[INPUT MATERIAL Boundary: Start]
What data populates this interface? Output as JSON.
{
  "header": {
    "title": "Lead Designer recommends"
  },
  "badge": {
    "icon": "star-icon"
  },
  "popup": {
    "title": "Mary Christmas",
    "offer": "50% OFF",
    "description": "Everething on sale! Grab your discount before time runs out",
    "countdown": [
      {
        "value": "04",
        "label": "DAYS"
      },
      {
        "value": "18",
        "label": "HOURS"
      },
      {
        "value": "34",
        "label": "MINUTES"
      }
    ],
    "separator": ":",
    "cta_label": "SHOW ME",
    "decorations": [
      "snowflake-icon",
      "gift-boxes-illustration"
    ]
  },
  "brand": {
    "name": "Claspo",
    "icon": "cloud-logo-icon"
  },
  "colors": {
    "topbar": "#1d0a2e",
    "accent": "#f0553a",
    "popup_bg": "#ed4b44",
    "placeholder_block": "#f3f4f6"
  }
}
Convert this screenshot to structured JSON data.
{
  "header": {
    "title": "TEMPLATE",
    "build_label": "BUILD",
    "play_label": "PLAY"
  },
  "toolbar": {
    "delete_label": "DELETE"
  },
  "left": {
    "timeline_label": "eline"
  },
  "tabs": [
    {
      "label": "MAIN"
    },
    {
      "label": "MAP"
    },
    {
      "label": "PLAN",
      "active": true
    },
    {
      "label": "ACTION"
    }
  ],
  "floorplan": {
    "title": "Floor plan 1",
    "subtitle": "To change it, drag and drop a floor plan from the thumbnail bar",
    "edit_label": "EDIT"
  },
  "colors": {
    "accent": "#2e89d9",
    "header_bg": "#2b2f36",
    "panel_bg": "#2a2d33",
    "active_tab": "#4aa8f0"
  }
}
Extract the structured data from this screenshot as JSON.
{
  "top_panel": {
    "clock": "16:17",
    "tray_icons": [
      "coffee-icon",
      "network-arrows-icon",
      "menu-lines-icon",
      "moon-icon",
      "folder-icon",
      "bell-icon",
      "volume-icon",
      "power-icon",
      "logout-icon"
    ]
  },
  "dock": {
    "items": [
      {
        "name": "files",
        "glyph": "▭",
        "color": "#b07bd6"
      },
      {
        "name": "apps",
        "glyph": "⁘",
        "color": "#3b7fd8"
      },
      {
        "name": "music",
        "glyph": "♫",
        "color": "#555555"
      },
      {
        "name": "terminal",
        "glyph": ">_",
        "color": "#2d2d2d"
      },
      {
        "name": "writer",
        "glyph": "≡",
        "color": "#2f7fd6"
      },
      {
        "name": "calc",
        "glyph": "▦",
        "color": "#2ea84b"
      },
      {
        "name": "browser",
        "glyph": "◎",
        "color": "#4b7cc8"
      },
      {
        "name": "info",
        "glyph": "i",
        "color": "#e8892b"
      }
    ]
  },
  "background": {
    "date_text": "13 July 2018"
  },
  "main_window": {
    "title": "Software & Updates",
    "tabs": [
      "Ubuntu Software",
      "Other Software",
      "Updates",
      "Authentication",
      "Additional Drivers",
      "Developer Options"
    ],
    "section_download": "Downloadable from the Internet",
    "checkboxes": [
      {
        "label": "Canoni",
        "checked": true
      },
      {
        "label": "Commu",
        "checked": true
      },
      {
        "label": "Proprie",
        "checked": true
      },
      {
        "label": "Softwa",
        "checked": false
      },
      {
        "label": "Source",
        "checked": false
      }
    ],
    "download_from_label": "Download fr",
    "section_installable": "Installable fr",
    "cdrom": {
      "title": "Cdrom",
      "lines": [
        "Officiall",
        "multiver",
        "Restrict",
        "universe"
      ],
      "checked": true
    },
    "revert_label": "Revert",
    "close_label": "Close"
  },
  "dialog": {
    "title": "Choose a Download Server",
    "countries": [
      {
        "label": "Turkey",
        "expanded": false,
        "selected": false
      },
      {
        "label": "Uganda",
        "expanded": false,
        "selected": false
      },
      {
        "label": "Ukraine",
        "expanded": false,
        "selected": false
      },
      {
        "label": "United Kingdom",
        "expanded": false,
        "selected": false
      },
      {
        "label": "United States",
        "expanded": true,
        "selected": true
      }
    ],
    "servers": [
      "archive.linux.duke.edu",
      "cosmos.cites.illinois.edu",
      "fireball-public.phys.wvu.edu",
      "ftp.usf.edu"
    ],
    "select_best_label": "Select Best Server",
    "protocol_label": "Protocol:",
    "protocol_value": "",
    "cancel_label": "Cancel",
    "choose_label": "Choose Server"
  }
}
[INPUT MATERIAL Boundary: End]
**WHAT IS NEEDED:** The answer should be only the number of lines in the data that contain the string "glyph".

**OUTPUT:** 8